THE TASK
Review the listing and copy each line that holds the word "Linkage".

SOURCE DATA

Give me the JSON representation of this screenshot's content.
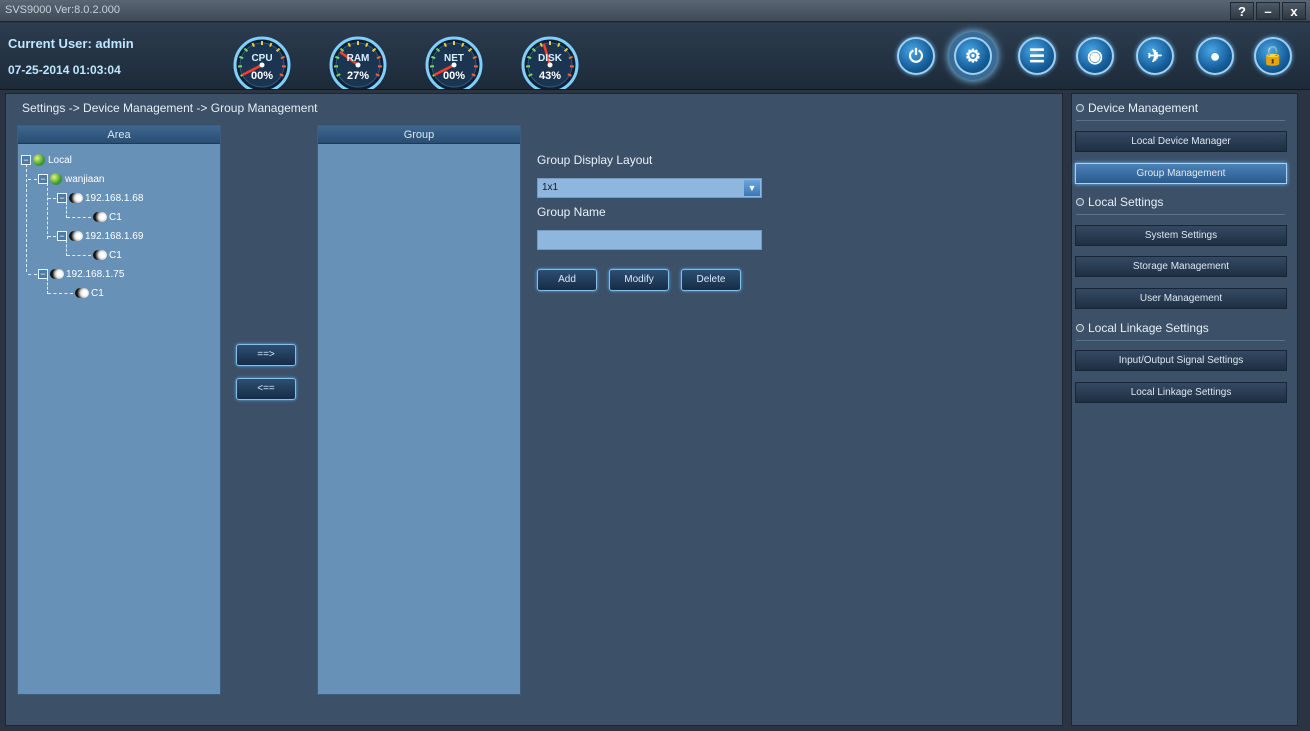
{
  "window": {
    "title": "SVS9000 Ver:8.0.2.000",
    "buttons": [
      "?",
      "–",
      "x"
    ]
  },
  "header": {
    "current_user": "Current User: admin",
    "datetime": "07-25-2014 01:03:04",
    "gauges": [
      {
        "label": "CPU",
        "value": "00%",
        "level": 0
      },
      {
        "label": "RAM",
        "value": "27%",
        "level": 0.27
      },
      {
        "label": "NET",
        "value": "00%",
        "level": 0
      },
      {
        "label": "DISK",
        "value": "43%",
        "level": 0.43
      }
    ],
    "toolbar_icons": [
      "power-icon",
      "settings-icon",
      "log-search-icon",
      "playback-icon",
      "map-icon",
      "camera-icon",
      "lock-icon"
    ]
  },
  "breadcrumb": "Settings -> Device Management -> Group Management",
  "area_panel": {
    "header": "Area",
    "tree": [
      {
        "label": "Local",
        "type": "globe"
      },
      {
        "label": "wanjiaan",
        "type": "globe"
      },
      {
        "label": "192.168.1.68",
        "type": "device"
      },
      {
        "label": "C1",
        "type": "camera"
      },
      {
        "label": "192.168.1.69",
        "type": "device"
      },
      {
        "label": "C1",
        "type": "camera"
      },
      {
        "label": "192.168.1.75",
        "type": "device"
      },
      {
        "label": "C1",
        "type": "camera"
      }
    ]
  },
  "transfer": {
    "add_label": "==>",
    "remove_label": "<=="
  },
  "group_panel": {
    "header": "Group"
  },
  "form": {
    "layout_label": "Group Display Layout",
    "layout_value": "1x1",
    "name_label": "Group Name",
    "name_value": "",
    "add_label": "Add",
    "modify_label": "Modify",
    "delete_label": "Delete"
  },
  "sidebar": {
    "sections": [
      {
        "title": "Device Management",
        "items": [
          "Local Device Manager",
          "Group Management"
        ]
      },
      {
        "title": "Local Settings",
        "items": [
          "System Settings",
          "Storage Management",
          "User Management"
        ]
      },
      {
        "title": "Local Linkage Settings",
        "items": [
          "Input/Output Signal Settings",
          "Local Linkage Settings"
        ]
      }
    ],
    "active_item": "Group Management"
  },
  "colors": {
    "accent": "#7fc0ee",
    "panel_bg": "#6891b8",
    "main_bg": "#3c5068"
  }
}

EXERCISE OUTPUT
        "title": "Local Linkage Settings",
          "Local Linkage Settings"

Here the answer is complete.